Aim of the exercise :: Exactly as they appear, output all of the records. Skip any images.

Page and application data records:

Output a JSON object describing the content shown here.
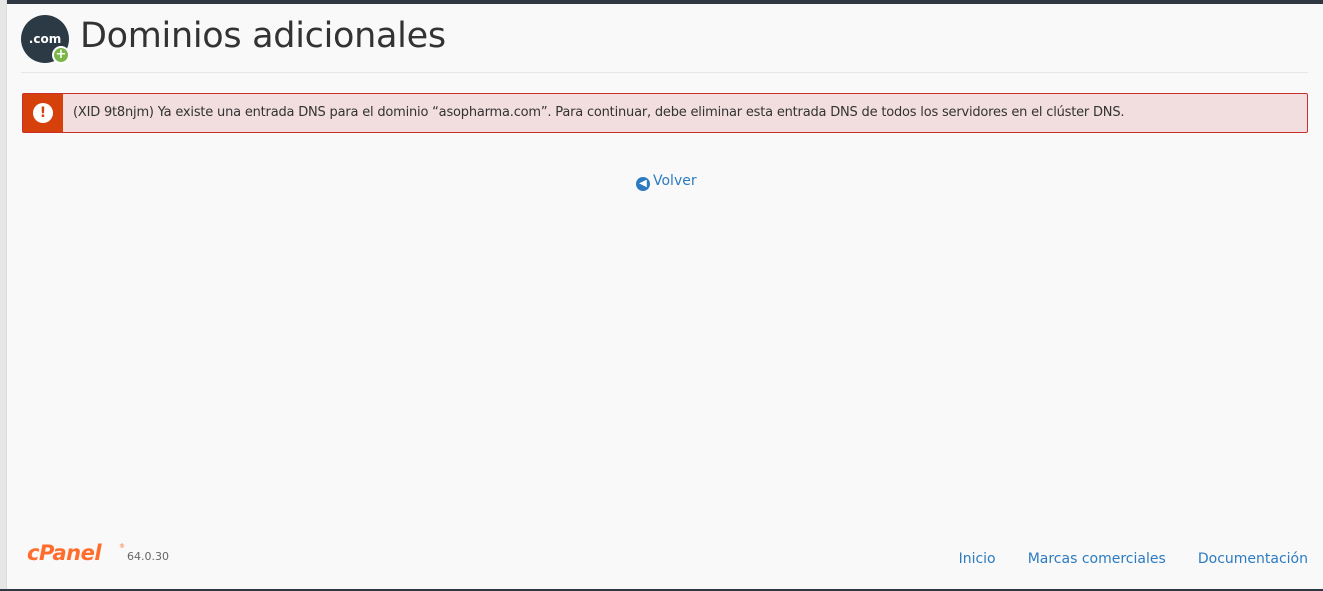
{
  "header": {
    "icon_label": ".com",
    "plus_symbol": "+",
    "title": "Dominios adicionales"
  },
  "alert": {
    "icon_symbol": "!",
    "message": "(XID 9t8njm) Ya existe una entrada DNS para el dominio “asopharma.com”. Para continuar, debe eliminar esta entrada DNS de todos los servidores en el clúster DNS."
  },
  "back": {
    "label": "Volver"
  },
  "footer": {
    "logo_text": "cPanel",
    "registered_mark": "®",
    "version": "64.0.30",
    "links": [
      "Inicio",
      "Marcas comerciales",
      "Documentación"
    ]
  },
  "colors": {
    "alert_bg": "#f2dede",
    "alert_border": "#c9302c",
    "alert_icon_bg": "#d6400a",
    "link": "#2c7bc1",
    "brand": "#ff6c2c",
    "plus_badge": "#7ab648"
  }
}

Final answer ::
Output a JSON object describing the content shown here.
{
  "header": {
    "icon_label": ".com",
    "plus_symbol": "+",
    "title": "Dominios adicionales"
  },
  "alert": {
    "icon_symbol": "!",
    "message": "(XID 9t8njm) Ya existe una entrada DNS para el dominio “asopharma.com”. Para continuar, debe eliminar esta entrada DNS de todos los servidores en el clúster DNS."
  },
  "back": {
    "label": "Volver"
  },
  "footer": {
    "logo_text": "cPanel",
    "registered_mark": "®",
    "version": "64.0.30",
    "links": [
      "Inicio",
      "Marcas comerciales",
      "Documentación"
    ]
  },
  "colors": {
    "alert_bg": "#f2dede",
    "alert_border": "#c9302c",
    "alert_icon_bg": "#d6400a",
    "link": "#2c7bc1",
    "brand": "#ff6c2c",
    "plus_badge": "#7ab648"
  }
}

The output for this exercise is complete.